Feb 4, 2014 9:38 PM CST
"When one of Bayer’s chemists approached the head of the pharmacological lab with ASA — to be sold under the name “aspirin” — he was waved away. The boss was more interested in something else the chemists had cooked up — diacetylmorphine. (This narcotic had been created in 1874 by a British chemist, who had never done anything with it.) Using the tradename “Heroin” — because early testers said it made them feel heroisch (heroic) — Bayer sold this popular drug by the truckload starting in 1898. Free samples were sent to thousands of doctors; studies appeared in medical journals. The Sunday Times of London noted: “By 1899, Bayer was producing about a ton of heroin a year, and exporting the drug to 23 countries,” including the US. Medicines containing smack were available over-the-counter at drug stores, just as aspirin is today. The American Medical Association gave heroin its stamp of approval in 1907. But reports of addiction, which had already started appearing in 1899, turned into a torrent after several years. Bayer had wisely released aspirin the year after heroin, and this new non-addictive painkiller and anti-inflammatory was well on its way to becoming the most popular drug ever. In 1913, Bayer got out of the heroin business." "BIG MONEY" "BIG MONEY""BIG MONEY" "BIG MONEY" "BIG MONEY" "BIG MONEY" "BIG MONEY" "BIG MONEY" "BIG MONEY" "BIG MONEY" "BIG MONEY"

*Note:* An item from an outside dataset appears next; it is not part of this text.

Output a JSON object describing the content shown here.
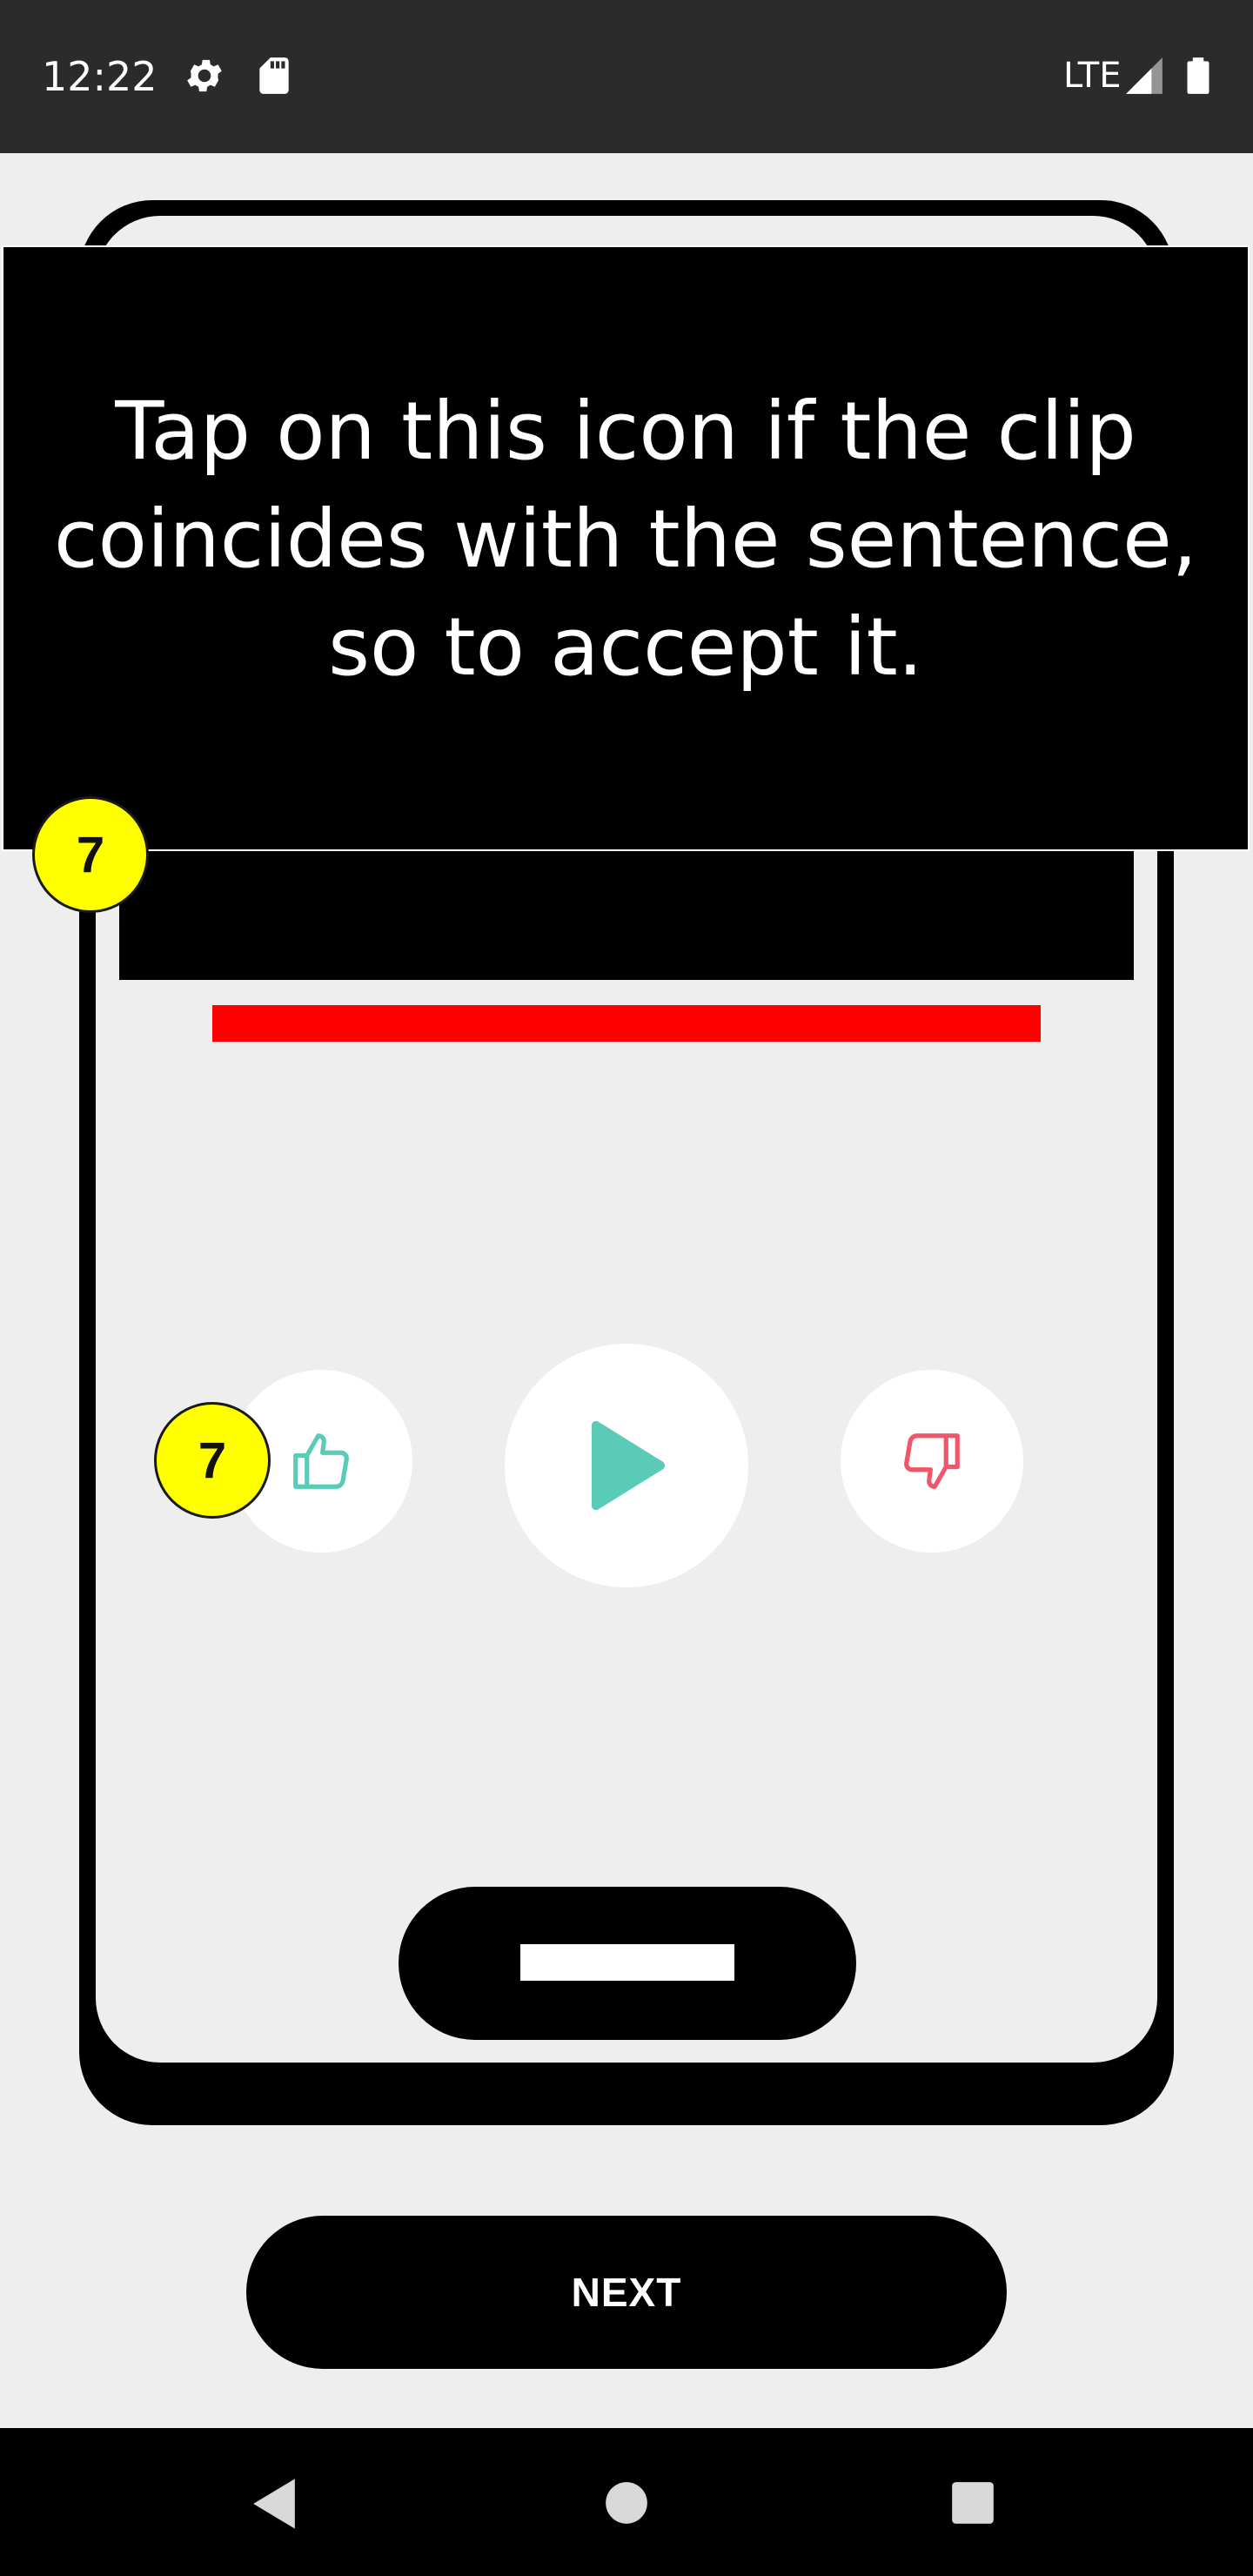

Norman Johnson
Feb 3, 2014 3:17 PM CST
Capote was one wierd movie,and so was that other one,The Master.I think Joaquin Phoenix will be typecast since playing crazy Freddie who drinks Paint thinner cocktails.I won't miss PSH,but that is sad he OD's and died.
Feb 3, 2014 8:54 AM CST
He was just another self-hating liberal Hollywood elitist. He was so intent on infringing on American's right under the 2nd amendment but he was not even able to keep his own life together. I feel bad for his family but overall, it's no great loss.